### Data section
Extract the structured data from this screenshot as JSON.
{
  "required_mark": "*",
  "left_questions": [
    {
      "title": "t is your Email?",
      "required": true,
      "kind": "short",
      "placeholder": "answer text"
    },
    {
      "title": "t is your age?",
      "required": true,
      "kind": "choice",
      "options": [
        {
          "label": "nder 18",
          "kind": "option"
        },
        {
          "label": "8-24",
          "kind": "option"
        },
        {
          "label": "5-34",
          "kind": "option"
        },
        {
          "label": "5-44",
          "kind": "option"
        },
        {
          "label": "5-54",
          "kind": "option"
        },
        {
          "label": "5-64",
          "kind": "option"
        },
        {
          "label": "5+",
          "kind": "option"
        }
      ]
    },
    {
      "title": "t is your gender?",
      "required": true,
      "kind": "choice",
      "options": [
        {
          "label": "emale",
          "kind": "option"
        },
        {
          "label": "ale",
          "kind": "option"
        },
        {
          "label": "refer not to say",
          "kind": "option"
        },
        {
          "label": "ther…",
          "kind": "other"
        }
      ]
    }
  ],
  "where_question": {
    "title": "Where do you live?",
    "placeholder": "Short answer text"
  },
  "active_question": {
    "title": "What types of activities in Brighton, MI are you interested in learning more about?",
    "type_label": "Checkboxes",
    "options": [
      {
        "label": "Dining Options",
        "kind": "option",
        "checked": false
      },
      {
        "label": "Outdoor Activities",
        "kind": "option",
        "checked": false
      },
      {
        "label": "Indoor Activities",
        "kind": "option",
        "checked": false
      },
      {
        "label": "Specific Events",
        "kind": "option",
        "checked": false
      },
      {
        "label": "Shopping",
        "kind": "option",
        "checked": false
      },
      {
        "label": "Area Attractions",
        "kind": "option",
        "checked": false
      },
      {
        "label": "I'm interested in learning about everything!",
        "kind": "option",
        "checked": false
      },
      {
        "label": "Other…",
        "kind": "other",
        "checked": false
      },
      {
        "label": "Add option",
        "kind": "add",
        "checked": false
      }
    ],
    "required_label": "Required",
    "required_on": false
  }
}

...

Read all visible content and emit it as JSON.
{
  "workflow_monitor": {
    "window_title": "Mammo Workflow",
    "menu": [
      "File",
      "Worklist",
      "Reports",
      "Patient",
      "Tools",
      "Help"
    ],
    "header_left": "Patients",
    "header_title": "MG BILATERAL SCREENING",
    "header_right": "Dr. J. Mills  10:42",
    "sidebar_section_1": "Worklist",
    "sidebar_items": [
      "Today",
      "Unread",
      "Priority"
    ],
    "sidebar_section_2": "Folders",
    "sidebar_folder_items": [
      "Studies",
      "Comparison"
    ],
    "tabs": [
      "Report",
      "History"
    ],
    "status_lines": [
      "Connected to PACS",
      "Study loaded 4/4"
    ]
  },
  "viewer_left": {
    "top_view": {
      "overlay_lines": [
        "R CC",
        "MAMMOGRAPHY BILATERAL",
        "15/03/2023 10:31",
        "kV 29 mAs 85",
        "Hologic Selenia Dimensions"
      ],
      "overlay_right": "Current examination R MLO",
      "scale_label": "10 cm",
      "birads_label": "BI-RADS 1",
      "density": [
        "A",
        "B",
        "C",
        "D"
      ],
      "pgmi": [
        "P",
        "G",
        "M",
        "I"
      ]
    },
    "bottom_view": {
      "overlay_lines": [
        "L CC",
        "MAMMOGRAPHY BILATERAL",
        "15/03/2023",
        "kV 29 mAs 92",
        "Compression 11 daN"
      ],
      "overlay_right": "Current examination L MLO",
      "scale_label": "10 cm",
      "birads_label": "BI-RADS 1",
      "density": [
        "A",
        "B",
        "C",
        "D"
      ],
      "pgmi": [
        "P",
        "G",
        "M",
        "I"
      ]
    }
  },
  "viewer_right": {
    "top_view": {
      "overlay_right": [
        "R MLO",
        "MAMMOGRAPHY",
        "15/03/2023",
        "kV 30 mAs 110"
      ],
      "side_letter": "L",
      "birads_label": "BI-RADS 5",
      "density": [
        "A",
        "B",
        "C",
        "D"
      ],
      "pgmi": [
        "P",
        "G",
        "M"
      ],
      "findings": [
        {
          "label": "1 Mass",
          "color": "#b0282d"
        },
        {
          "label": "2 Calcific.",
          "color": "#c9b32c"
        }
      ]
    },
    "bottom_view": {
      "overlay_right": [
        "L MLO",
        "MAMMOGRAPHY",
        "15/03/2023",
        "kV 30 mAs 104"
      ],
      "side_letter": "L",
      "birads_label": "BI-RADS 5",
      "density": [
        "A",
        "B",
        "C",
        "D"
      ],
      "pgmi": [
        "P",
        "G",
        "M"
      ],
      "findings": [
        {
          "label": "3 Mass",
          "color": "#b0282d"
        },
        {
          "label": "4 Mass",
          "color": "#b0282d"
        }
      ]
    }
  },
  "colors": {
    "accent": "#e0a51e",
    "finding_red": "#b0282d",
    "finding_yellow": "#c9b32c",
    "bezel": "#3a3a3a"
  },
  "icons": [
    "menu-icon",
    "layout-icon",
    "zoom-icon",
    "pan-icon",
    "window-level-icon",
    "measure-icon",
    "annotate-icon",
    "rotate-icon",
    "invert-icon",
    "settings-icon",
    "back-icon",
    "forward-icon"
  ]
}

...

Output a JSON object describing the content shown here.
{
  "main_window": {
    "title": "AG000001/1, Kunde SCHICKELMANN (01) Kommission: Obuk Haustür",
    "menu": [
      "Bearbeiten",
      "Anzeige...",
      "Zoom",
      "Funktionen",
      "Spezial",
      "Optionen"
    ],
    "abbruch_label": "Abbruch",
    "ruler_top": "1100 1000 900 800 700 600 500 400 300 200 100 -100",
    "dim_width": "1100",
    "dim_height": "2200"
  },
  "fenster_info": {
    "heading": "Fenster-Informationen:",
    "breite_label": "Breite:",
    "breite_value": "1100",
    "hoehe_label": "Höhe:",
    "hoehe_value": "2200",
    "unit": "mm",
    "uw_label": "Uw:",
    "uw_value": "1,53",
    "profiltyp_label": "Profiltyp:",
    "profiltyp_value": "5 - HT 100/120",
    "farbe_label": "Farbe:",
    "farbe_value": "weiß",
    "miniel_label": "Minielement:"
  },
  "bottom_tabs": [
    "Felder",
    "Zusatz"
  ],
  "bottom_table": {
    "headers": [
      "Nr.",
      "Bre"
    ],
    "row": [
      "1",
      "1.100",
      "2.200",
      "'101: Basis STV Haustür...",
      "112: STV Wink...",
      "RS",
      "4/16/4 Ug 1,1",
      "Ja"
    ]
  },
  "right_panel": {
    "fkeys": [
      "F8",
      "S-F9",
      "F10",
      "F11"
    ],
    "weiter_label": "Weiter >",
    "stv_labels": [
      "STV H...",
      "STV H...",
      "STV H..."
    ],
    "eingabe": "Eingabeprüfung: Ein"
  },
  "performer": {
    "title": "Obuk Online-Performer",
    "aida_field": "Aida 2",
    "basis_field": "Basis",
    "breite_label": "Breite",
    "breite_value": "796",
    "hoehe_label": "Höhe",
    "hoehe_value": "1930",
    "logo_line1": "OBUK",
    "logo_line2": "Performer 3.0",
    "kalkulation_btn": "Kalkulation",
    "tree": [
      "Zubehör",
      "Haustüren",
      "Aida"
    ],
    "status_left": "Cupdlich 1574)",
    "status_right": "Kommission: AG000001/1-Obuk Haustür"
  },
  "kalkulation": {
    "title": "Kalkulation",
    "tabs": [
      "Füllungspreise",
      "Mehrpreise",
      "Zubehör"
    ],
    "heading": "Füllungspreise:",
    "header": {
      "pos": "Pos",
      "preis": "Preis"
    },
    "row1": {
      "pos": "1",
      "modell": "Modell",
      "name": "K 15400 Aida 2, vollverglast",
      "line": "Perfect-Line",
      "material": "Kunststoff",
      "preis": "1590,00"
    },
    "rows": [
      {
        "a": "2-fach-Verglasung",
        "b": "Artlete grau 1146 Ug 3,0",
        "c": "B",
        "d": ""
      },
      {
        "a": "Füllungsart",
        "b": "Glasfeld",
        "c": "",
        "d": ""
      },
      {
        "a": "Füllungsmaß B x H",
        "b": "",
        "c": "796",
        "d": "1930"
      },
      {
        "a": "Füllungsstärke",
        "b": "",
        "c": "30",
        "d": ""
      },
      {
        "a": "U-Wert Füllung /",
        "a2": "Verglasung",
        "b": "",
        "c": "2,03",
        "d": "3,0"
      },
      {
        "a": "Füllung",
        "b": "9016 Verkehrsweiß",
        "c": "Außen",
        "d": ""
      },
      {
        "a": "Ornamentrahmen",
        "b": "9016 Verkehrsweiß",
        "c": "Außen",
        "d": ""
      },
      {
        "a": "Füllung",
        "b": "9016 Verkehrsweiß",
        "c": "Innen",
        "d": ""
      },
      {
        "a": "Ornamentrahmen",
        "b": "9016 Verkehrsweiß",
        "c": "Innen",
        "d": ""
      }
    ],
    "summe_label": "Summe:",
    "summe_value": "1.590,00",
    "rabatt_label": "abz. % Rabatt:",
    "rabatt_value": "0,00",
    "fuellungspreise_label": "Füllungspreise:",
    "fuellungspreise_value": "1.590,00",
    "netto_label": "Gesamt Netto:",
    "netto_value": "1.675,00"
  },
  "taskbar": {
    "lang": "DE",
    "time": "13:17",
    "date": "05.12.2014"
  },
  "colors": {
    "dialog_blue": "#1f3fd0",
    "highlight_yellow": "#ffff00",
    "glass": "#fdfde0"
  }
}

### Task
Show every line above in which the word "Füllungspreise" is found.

### Task output
      "Füllungspreise",
    "heading": "Füllungspreise:",
    "fuellungspreise_label": "Füllungspreise:",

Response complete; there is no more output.